[What is being asked]
Where the string "with" occurs in a line of the data below, that line should be copied.

Data about app and page elements:

*** Begin section ***

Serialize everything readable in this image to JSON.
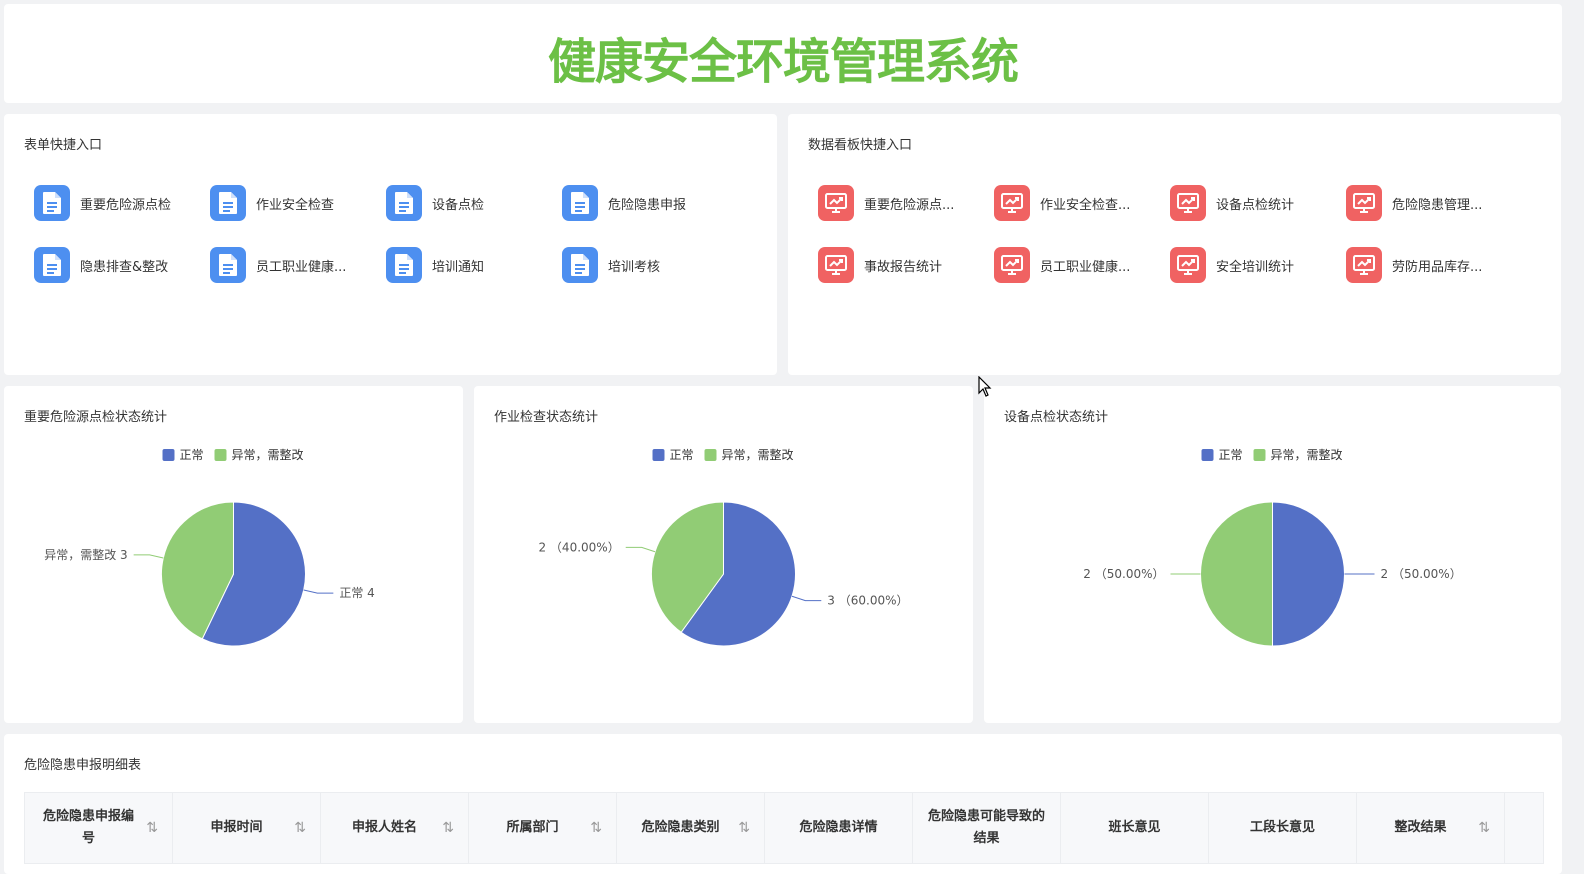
{
  "app": {
    "title": "健康安全环境管理系统"
  },
  "form_shortcuts": {
    "title": "表单快捷入口",
    "items": [
      {
        "label": "重要危险源点检"
      },
      {
        "label": "作业安全检查"
      },
      {
        "label": "设备点检"
      },
      {
        "label": "危险隐患申报"
      },
      {
        "label": "隐患排查&整改"
      },
      {
        "label": "员工职业健康..."
      },
      {
        "label": "培训通知"
      },
      {
        "label": "培训考核"
      }
    ],
    "icon": "document-icon",
    "icon_color": "#4d8ff0"
  },
  "dashboard_shortcuts": {
    "title": "数据看板快捷入口",
    "items": [
      {
        "label": "重要危险源点..."
      },
      {
        "label": "作业安全检查..."
      },
      {
        "label": "设备点检统计"
      },
      {
        "label": "危险隐患管理..."
      },
      {
        "label": "事故报告统计"
      },
      {
        "label": "员工职业健康..."
      },
      {
        "label": "安全培训统计"
      },
      {
        "label": "劳防用品库存..."
      }
    ],
    "icon": "chart-board-icon",
    "icon_color": "#f06262"
  },
  "chart_data": [
    {
      "type": "pie",
      "title": "重要危险源点检状态统计",
      "legend": [
        "正常",
        "异常，需整改"
      ],
      "legend_position": "top-center",
      "slices": [
        {
          "name": "正常",
          "value": 4,
          "color": "#5470c6",
          "label": "正常 4"
        },
        {
          "name": "异常，需整改",
          "value": 3,
          "color": "#91cc75",
          "label": "异常，需整改 3"
        }
      ]
    },
    {
      "type": "pie",
      "title": "作业检查状态统计",
      "legend": [
        "正常",
        "异常，需整改"
      ],
      "legend_position": "top-center",
      "slices": [
        {
          "name": "正常",
          "value": 3,
          "color": "#5470c6",
          "label": "3 （60.00%）"
        },
        {
          "name": "异常，需整改",
          "value": 2,
          "color": "#91cc75",
          "label": "2 （40.00%）"
        }
      ]
    },
    {
      "type": "pie",
      "title": "设备点检状态统计",
      "legend": [
        "正常",
        "异常，需整改"
      ],
      "legend_position": "top-center",
      "slices": [
        {
          "name": "正常",
          "value": 2,
          "color": "#5470c6",
          "label": "2 （50.00%）"
        },
        {
          "name": "异常，需整改",
          "value": 2,
          "color": "#91cc75",
          "label": "2 （50.00%）"
        }
      ]
    }
  ],
  "table": {
    "title": "危险隐患申报明细表",
    "columns": [
      {
        "label": "危险隐患申报编号",
        "sortable": true
      },
      {
        "label": "申报时间",
        "sortable": true
      },
      {
        "label": "申报人姓名",
        "sortable": true
      },
      {
        "label": "所属部门",
        "sortable": true
      },
      {
        "label": "危险隐患类别",
        "sortable": true
      },
      {
        "label": "危险隐患详情",
        "sortable": false
      },
      {
        "label": "危险隐患可能导致的结果",
        "sortable": false
      },
      {
        "label": "班长意见",
        "sortable": false
      },
      {
        "label": "工段长意见",
        "sortable": false
      },
      {
        "label": "整改结果",
        "sortable": true
      }
    ],
    "sort_icon": "sort-arrows-icon"
  }
}
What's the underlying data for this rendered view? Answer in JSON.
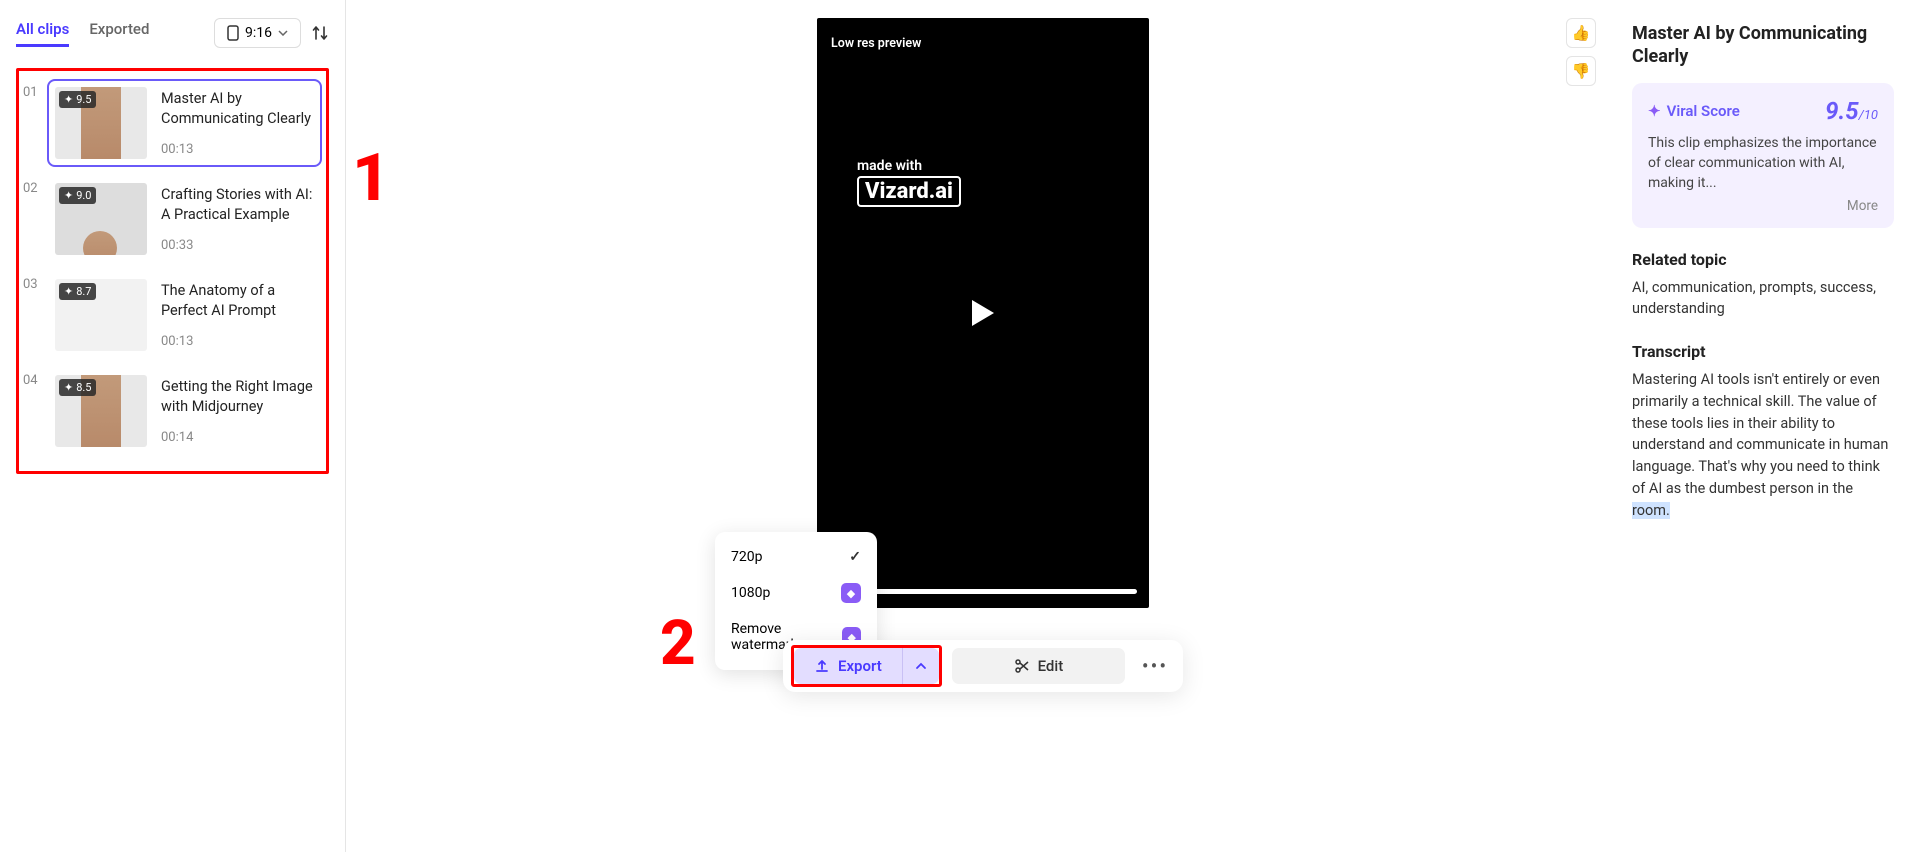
{
  "tabs": {
    "all": "All clips",
    "exported": "Exported"
  },
  "aspect": "9:16",
  "clips": [
    {
      "idx": "01",
      "score": "9.5",
      "title": "Master AI by Communicating Clearly",
      "dur": "00:13"
    },
    {
      "idx": "02",
      "score": "9.0",
      "title": "Crafting Stories with AI: A Practical Example",
      "dur": "00:33"
    },
    {
      "idx": "03",
      "score": "8.7",
      "title": "The Anatomy of a Perfect AI Prompt",
      "dur": "00:13"
    },
    {
      "idx": "04",
      "score": "8.5",
      "title": "Getting the Right Image with Midjourney",
      "dur": "00:14"
    }
  ],
  "annotations": {
    "one": "1",
    "two": "2"
  },
  "preview": {
    "low_res": "Low res preview",
    "made_with": "made with",
    "brand": "Vizard.ai"
  },
  "export_menu": {
    "r720": "720p",
    "r1080": "1080p",
    "remove_wm": "Remove watermark"
  },
  "actions": {
    "export": "Export",
    "edit": "Edit"
  },
  "right": {
    "title": "Master AI by Communicating Clearly",
    "viral_label": "Viral Score",
    "viral_score": "9.5",
    "viral_den": "/10",
    "viral_body": "This clip emphasizes the importance of clear communication with AI, making it...",
    "more": "More",
    "related_h": "Related topic",
    "related_txt": "AI, communication, prompts, success, understanding",
    "transcript_h": "Transcript",
    "transcript_txt": "Mastering AI tools isn't entirely or even primarily a technical skill. The value of these tools lies in their ability to understand and communicate in human language. That's why you need to think of AI as the dumbest person in the ",
    "transcript_hl": "room."
  }
}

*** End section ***

[Your solution]
      "title": "Crafting Stories with AI: A Practical Example",
      "title": "Getting the Right Image with Midjourney",
    "made_with": "made with",
    "viral_body": "This clip emphasizes the importance of clear communication with AI, making it...",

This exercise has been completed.